▸ To do
Extract each line of the records below that contains the word "info".

- - - - - - -

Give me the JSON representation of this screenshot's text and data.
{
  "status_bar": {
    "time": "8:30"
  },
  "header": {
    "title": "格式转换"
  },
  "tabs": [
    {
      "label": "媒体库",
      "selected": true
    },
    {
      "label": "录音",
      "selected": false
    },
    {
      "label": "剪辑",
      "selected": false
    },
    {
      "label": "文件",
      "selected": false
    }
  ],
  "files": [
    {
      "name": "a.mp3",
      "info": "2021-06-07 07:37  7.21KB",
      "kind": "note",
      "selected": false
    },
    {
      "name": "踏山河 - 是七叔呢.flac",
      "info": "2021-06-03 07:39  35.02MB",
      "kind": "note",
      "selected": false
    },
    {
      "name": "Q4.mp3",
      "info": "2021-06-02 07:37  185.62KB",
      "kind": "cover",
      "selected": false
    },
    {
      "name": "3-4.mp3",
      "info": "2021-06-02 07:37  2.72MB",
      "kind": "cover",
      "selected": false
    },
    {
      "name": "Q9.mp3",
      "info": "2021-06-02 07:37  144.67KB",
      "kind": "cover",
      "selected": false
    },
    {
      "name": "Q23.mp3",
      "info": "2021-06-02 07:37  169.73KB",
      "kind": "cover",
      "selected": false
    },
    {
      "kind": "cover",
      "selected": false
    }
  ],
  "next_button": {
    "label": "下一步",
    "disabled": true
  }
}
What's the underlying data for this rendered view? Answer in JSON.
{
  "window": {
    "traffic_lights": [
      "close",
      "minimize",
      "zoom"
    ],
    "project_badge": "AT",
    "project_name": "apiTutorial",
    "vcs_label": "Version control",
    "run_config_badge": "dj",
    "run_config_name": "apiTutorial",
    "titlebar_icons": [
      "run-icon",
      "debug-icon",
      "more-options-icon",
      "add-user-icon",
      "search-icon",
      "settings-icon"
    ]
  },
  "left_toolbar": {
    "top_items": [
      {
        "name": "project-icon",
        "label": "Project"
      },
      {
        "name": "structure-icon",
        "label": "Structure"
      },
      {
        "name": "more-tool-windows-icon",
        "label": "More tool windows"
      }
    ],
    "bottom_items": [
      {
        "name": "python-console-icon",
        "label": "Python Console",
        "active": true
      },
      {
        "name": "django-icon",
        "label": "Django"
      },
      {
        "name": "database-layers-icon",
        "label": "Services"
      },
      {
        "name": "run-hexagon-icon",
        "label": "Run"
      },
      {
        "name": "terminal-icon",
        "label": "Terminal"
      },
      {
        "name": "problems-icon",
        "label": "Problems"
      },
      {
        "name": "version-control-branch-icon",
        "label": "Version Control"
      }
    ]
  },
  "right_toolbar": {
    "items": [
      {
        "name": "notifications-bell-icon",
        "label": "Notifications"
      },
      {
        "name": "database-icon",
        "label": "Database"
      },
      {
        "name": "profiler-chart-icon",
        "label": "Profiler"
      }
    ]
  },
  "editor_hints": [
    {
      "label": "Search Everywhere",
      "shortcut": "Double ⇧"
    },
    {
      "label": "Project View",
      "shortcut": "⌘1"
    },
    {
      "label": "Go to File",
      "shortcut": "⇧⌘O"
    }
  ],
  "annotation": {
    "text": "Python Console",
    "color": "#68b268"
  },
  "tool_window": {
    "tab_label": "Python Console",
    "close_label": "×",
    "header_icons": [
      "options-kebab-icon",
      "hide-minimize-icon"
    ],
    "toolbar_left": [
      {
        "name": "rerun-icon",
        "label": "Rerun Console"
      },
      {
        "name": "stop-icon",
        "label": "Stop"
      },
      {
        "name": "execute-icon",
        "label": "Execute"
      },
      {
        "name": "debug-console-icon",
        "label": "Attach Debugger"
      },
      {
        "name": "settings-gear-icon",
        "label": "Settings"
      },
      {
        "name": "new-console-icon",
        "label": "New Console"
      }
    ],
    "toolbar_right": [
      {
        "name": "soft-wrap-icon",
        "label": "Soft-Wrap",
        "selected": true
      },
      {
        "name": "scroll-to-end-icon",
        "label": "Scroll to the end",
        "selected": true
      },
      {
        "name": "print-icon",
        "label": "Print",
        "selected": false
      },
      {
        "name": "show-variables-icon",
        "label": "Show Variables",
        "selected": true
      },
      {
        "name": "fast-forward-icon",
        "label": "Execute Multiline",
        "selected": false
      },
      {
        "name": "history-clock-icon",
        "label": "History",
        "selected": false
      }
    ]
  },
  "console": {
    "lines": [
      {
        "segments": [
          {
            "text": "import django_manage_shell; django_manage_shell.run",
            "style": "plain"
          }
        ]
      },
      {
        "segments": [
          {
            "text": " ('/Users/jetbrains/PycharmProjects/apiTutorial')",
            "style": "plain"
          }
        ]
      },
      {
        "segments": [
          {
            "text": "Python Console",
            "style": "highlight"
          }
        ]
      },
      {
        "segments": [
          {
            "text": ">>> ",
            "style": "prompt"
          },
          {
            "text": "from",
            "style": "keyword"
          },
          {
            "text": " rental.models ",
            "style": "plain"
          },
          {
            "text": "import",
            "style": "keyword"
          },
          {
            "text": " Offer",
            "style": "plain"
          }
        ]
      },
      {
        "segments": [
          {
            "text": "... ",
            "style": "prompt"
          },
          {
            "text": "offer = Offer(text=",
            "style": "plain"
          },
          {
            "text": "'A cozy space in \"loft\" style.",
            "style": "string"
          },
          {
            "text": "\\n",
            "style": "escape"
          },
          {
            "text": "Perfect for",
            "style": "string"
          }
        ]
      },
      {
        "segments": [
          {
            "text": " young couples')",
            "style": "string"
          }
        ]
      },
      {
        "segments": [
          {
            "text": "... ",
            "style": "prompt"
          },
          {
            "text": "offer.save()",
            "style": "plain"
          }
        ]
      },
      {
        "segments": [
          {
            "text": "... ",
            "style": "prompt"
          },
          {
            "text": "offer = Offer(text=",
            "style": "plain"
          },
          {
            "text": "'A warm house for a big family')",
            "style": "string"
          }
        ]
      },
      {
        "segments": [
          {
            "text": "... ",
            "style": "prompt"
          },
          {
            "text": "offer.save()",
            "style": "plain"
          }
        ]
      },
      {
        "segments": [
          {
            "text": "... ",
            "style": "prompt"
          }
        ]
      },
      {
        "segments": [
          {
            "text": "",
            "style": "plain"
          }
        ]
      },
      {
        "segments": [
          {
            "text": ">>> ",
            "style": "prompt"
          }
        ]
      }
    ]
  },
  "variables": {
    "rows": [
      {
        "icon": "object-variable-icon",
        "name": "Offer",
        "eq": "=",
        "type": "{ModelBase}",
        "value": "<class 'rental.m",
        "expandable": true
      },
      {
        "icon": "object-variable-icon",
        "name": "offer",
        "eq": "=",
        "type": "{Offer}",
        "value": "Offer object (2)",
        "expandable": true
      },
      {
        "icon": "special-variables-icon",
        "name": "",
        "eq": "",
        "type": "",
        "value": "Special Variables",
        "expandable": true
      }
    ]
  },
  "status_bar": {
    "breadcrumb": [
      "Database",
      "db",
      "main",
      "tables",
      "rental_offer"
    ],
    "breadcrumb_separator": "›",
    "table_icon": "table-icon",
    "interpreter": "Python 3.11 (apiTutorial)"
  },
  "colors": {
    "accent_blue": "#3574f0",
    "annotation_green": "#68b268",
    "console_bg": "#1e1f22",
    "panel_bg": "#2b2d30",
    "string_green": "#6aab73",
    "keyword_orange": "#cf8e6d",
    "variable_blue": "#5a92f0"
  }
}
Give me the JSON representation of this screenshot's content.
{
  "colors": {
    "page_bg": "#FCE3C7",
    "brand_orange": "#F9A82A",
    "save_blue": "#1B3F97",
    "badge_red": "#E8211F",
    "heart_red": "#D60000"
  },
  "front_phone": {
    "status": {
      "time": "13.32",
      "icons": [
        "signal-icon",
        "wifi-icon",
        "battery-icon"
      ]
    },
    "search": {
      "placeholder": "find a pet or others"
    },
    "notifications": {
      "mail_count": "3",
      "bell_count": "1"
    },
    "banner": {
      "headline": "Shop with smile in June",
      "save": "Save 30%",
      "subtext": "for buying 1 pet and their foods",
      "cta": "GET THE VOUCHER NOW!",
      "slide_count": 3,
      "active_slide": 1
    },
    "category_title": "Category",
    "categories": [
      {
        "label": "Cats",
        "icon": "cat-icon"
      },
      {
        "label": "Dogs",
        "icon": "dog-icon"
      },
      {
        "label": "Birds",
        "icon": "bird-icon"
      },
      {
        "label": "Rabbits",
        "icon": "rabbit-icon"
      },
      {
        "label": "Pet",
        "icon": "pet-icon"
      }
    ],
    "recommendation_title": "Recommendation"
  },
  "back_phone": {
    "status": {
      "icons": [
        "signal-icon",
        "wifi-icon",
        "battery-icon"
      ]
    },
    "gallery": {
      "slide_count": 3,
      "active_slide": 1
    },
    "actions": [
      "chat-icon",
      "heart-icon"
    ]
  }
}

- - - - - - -

▸ Solution to this problem
      "info": "2021-06-07 07:37  7.21KB",
      "info": "2021-06-03 07:39  35.02MB",
      "info": "2021-06-02 07:37  185.62KB",
      "info": "2021-06-02 07:37  2.72MB",
      "info": "2021-06-02 07:37  144.67KB",
      "info": "2021-06-02 07:37  169.73KB",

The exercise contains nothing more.